Requirement: Restate the entries word for word, omitting nothing.

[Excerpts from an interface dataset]
----

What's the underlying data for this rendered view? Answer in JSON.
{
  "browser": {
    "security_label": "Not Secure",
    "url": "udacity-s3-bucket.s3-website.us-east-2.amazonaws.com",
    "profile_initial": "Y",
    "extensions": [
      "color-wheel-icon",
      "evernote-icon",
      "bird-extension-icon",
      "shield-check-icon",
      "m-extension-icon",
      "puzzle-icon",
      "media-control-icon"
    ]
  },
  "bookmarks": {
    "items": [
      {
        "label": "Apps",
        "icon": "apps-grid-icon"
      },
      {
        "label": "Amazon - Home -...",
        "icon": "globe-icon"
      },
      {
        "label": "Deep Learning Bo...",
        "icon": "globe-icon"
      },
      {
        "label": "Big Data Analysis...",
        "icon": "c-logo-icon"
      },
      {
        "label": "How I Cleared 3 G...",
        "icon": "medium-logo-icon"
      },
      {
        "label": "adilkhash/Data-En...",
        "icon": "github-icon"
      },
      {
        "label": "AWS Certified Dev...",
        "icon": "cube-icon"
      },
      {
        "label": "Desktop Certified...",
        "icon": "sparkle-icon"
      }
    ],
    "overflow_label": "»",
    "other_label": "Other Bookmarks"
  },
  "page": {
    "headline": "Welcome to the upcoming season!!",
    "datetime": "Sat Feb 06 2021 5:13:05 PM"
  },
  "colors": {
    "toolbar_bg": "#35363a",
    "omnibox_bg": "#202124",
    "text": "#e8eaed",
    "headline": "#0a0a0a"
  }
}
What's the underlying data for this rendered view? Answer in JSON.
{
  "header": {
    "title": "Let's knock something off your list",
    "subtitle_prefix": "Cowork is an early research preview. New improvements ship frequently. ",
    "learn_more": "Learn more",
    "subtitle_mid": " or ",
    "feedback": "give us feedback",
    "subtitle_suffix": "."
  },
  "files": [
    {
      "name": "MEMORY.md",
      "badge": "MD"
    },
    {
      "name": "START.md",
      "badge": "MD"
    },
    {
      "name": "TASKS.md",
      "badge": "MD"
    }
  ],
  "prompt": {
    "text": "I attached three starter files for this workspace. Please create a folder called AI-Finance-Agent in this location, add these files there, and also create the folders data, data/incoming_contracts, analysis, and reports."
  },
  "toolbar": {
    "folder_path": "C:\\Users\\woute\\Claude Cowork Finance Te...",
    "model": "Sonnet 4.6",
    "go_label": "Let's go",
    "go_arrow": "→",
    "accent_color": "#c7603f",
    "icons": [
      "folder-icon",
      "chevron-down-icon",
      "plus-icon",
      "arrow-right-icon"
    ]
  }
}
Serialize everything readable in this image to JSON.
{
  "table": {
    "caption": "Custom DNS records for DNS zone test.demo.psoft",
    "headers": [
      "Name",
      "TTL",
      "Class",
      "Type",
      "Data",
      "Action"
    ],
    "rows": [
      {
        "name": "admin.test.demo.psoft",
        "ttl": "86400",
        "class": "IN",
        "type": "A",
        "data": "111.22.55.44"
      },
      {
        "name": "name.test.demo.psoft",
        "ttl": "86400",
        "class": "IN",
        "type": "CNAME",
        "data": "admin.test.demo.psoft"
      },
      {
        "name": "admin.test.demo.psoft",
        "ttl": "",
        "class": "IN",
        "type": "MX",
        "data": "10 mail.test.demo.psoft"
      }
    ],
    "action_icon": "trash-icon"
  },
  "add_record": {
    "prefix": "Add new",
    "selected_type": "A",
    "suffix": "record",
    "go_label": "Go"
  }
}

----

Solved exercise:
What's the underlying data for this rendered view? Answer in JSON.
{
  "browser": {
    "security_label": "Not Secure",
    "url": "udacity-s3-bucket.s3-website.us-east-2.amazonaws.com",
    "profile_initial": "Y",
    "extensions": [
      "color-wheel-icon",
      "evernote-icon",
      "bird-extension-icon",
      "shield-check-icon",
      "m-extension-icon",
      "puzzle-icon",
      "media-control-icon"
    ]
  },
  "bookmarks": {
    "items": [
      {
        "label": "Apps",
        "icon": "apps-grid-icon"
      },
      {
        "label": "Amazon - Home -...",
        "icon": "globe-icon"
      },
      {
        "label": "Deep Learning Bo...",
        "icon": "globe-icon"
      },
      {
        "label": "Big Data Analysis...",
        "icon": "c-logo-icon"
      },
      {
        "label": "How I Cleared 3 G...",
        "icon": "medium-logo-icon"
      },
      {
        "label": "adilkhash/Data-En...",
        "icon": "github-icon"
      },
      {
        "label": "AWS Certified Dev...",
        "icon": "cube-icon"
      },
      {
        "label": "Desktop Certified...",
        "icon": "sparkle-icon"
      }
    ],
    "overflow_label": "»",
    "other_label": "Other Bookmarks"
  },
  "page": {
    "headline": "Welcome to the upcoming season!!",
    "datetime": "Sat Feb 06 2021 5:13:05 PM"
  },
  "colors": {
    "toolbar_bg": "#35363a",
    "omnibox_bg": "#202124",
    "text": "#e8eaed",
    "headline": "#0a0a0a"
  }
}
What's the underlying data for this rendered view? Answer in JSON.
{
  "header": {
    "title": "Let's knock something off your list",
    "subtitle_prefix": "Cowork is an early research preview. New improvements ship frequently. ",
    "learn_more": "Learn more",
    "subtitle_mid": " or ",
    "feedback": "give us feedback",
    "subtitle_suffix": "."
  },
  "files": [
    {
      "name": "MEMORY.md",
      "badge": "MD"
    },
    {
      "name": "START.md",
      "badge": "MD"
    },
    {
      "name": "TASKS.md",
      "badge": "MD"
    }
  ],
  "prompt": {
    "text": "I attached three starter files for this workspace. Please create a folder called AI-Finance-Agent in this location, add these files there, and also create the folders data, data/incoming_contracts, analysis, and reports."
  },
  "toolbar": {
    "folder_path": "C:\\Users\\woute\\Claude Cowork Finance Te...",
    "model": "Sonnet 4.6",
    "go_label": "Let's go",
    "go_arrow": "→",
    "accent_color": "#c7603f",
    "icons": [
      "folder-icon",
      "chevron-down-icon",
      "plus-icon",
      "arrow-right-icon"
    ]
  }
}
Serialize everything readable in this image to JSON.
{
  "table": {
    "caption": "Custom DNS records for DNS zone test.demo.psoft",
    "headers": [
      "Name",
      "TTL",
      "Class",
      "Type",
      "Data",
      "Action"
    ],
    "rows": [
      {
        "name": "admin.test.demo.psoft",
        "ttl": "86400",
        "class": "IN",
        "type": "A",
        "data": "111.22.55.44"
      },
      {
        "name": "name.test.demo.psoft",
        "ttl": "86400",
        "class": "IN",
        "type": "CNAME",
        "data": "admin.test.demo.psoft"
      },
      {
        "name": "admin.test.demo.psoft",
        "ttl": "",
        "class": "IN",
        "type": "MX",
        "data": "10 mail.test.demo.psoft"
      }
    ],
    "action_icon": "trash-icon"
  },
  "add_record": {
    "prefix": "Add new",
    "selected_type": "A",
    "suffix": "record",
    "go_label": "Go"
  }
}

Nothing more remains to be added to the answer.